From the South of the city the sails of the mill can be seen rotating (when the wind blows) up on the top of the hill. The last few months I have been really getting into my bread making and so now I have starting to look around for places to get some good flour. I had heard about Greens Windmill and seen it many times as I drove into the city, then I heard that they actually sell the flour that they produce at the centre so this last weekend we headed over to check the place out.
In the Science Centre gift shop and museum they had a small section with a shelf for bags of flour, as you can see they had already sold quite a bit, as that shelf was starting to look a bit sparse. I don’t know how much they produce, I suppose that depends on the wind. I had a chat to the miller and he told me that it takes about an hour for the whole milling process to get the flour on an average day. They sell a small range including White Flour, Wholemeal Flour, White Spelt Flour, Wholemeal Spelt Flour, Rye Flour, Oatmeal and Midlings.

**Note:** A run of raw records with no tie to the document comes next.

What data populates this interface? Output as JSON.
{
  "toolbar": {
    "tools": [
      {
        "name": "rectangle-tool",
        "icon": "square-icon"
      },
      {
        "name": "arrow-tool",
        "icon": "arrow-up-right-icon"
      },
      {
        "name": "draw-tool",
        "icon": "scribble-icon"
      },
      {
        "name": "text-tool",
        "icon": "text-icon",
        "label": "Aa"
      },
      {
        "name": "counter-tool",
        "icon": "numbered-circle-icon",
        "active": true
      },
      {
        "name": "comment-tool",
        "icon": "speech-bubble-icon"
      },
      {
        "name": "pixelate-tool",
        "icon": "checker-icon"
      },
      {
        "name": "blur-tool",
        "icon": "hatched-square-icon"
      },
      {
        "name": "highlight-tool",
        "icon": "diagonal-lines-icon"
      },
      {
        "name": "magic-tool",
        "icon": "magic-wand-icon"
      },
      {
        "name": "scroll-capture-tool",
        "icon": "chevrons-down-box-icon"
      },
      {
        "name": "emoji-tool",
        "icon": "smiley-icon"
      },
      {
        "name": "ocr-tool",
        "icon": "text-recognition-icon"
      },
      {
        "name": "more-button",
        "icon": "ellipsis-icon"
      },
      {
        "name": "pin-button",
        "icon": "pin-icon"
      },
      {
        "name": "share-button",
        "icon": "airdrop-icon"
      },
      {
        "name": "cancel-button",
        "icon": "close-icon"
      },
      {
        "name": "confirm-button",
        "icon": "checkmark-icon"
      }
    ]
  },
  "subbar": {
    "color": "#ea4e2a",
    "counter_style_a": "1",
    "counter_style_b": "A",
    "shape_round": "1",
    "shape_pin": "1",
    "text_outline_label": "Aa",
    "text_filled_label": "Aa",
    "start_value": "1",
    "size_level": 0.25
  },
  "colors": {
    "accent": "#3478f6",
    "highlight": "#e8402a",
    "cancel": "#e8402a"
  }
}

We really wanted some Spelt flour but they had sold out that day so instead I got a 1.5kg bag of organic stoneground white flour to try for £2.25 which I though was not a bad price considering its provenance.
Even better was that you can go into the Windmill to watch the mill and the miller at work. On the lowest level you see the end product but you really need to climb to the top level to see the whole process. There are four levels and the steps are quite steep so if you don’t like heights you might not be so keen on going all the way to the top.
It is all quite fascinating, as you climb the steps you can look out of the window and see the sails rush by. When I visited it was quite windy and they were passing by every few seconds.
The Grain falls down through gravity into the Mill Stone and you can watch the result on the third level where the gears above turn rotating the central pole and twisting that mill stone to grind the grain.
As the Mill Stone turns the ground grain falls through into a sack below which gets collected every so often by the Miller.
It really is all quite fascinating and brilliant really to be able to see your flour getting made right in front of your eyes. On the ground level there is a hands on display alongside where the Miller is working. Here you can feel the different grains and even touch an example Mill Stone to see how it grinds the grain.
It is free to go into the Mill and it is open Wed – Sun: 10:00 – 16:00. They do have a box for donations and you could also buy some of their flour or get something from their gift shop or café if you could to support them. The Mill is at the Green’s Windmill & Science Centre which is located at Windmill Lane in Sneinton NG2 4QB. You can park at the foot of the slope and then walk up to the Mill. It is about a 15 minutes walk from the Sneinton Market at the foot of Hockley as well.
There are all sorts of food events at the Centre as well. I had a look through their Facebook page and saw that they have Jammy Tart Making, Sweet Pizza Making, and Chocolate Oatmeal Making events listed, so something for the family and for the sweet toothed of us as well then.
I was happy enough with my flour, so mission accomplished and I will be happily baking some bread with that sometime this week